Unsolicited Email AdvisoryThe inbred miscreants that deluge the Internet with unsolicited email (SPAM) have recently been sending emails that appear to be coming from email@example.com.
Return-Path: <dwtreaclem&treacle.com> Received: (qmail 3220 invoked from network); 26 Jun 2008 23:59:59 -0700 Received: from unknown (HELO ?126.96.36.199?) (188.8.131.52) (1) by rothackeradv.com with SMTP; 26 Jun 2008 23:59:59 -0700 Received: from [184.108.40.206] by mail.treacle.com; Fri, 27 Jun 2008 15:59:59 +0900 (2) Date: Fri, 27 Jun 2008 15:59:59 +0900 From: "Lenore Weber" <firstname.lastname@example.org> (3) X-Mailer: The Bat! (v2.00.8) Educational Reply-To: email@example.com (4)

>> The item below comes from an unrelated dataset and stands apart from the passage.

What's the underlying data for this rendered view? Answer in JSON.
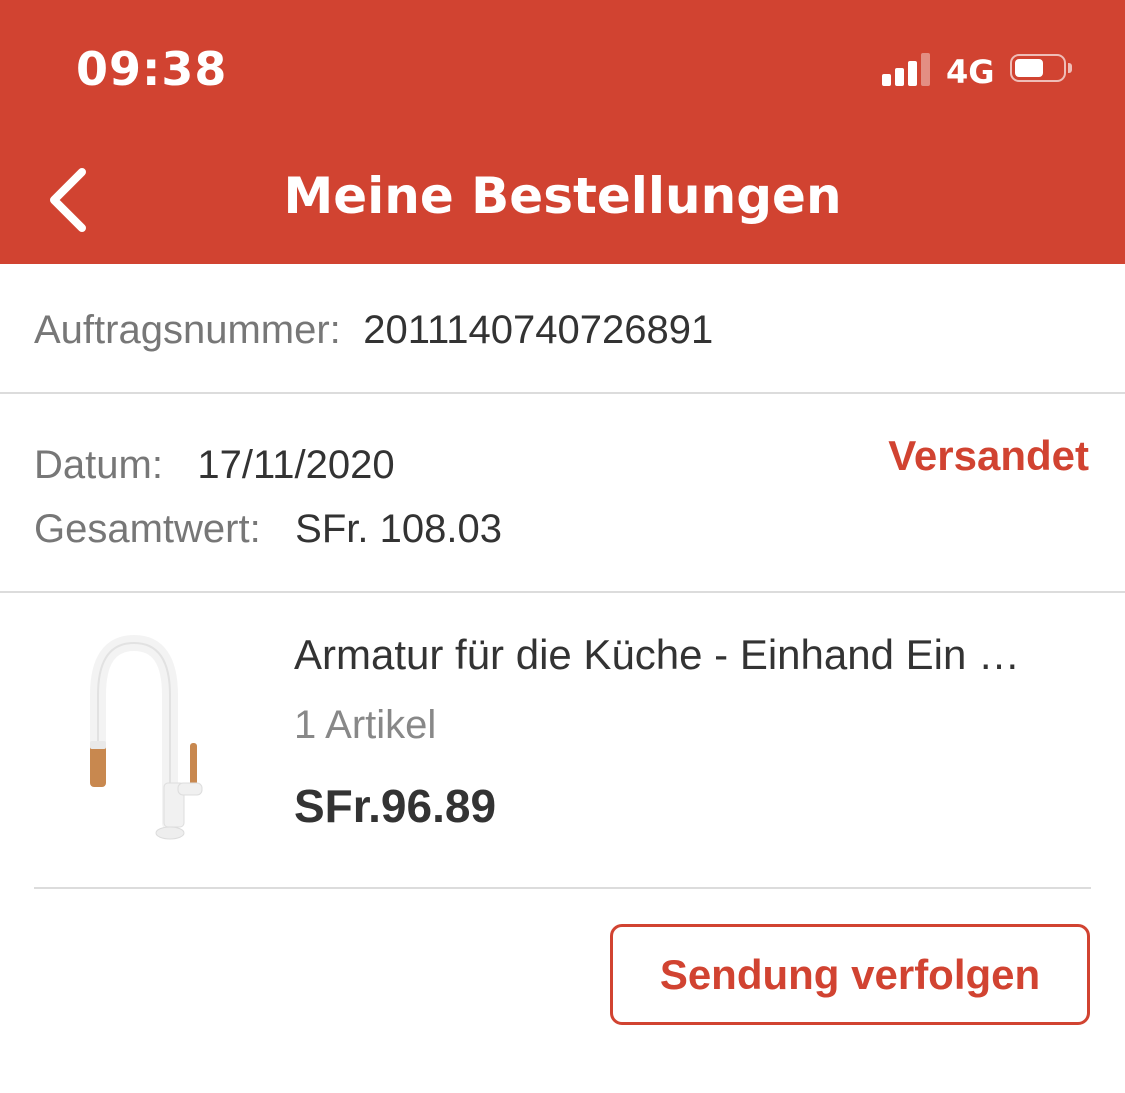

Undeliverable or rejected emails that are sent to the spoofed return address are typically rejected by the mail server. Four that were accepted were looked at to determine the SPAM source IP address, which are listed below:

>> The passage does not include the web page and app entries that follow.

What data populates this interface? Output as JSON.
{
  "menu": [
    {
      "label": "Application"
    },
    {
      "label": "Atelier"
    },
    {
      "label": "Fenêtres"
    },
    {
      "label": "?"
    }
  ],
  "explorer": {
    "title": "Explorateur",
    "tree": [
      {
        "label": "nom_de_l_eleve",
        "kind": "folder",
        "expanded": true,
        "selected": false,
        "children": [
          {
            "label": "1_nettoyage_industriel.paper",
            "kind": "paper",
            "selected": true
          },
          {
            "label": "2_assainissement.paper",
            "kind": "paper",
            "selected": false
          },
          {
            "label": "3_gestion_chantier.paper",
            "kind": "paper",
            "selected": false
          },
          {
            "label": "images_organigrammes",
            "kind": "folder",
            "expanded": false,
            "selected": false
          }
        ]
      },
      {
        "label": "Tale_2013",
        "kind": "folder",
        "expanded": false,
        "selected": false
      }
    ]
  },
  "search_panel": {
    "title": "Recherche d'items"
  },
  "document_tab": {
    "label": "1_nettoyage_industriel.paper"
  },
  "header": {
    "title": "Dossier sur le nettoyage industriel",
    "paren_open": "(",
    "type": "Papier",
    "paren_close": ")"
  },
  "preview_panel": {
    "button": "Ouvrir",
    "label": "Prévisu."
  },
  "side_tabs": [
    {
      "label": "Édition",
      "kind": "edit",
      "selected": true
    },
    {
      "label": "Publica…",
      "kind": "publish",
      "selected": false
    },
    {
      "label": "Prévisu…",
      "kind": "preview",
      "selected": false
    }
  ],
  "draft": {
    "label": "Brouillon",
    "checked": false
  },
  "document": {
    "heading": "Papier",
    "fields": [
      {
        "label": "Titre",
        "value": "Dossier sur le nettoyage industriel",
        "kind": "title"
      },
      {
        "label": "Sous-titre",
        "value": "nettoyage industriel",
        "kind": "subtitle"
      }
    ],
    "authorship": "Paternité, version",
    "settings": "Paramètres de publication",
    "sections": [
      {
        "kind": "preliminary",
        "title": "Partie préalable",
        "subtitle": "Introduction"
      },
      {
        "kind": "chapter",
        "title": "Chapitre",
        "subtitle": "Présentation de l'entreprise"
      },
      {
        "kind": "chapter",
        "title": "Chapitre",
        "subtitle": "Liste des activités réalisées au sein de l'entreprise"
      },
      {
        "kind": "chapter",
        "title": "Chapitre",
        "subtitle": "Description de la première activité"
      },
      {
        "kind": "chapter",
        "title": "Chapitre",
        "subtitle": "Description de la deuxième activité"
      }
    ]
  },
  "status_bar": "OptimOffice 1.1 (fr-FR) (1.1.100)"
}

220.127.116.11 h83-174-230-70.adsl.ufamts.ru. (Russia) 18.104.22.168 ds-nat-128-162.datasvit.net. (Russia) 22.214.171.124 90.188.10-75.xdsl.ab.ru (Russia) 126.96.36.199 host-217-170-220-40.arctel.ru (Russia)There appears to be large volume of SPAM with a spoofed return address of firstname.lastname@example.org based on the increase in DNS queries and SMTP rejections seen in the server logs. As a result, the firewall drops traffic from a number of netblocks, and the email server will reject email from additional netblocks and known sources of SPAM.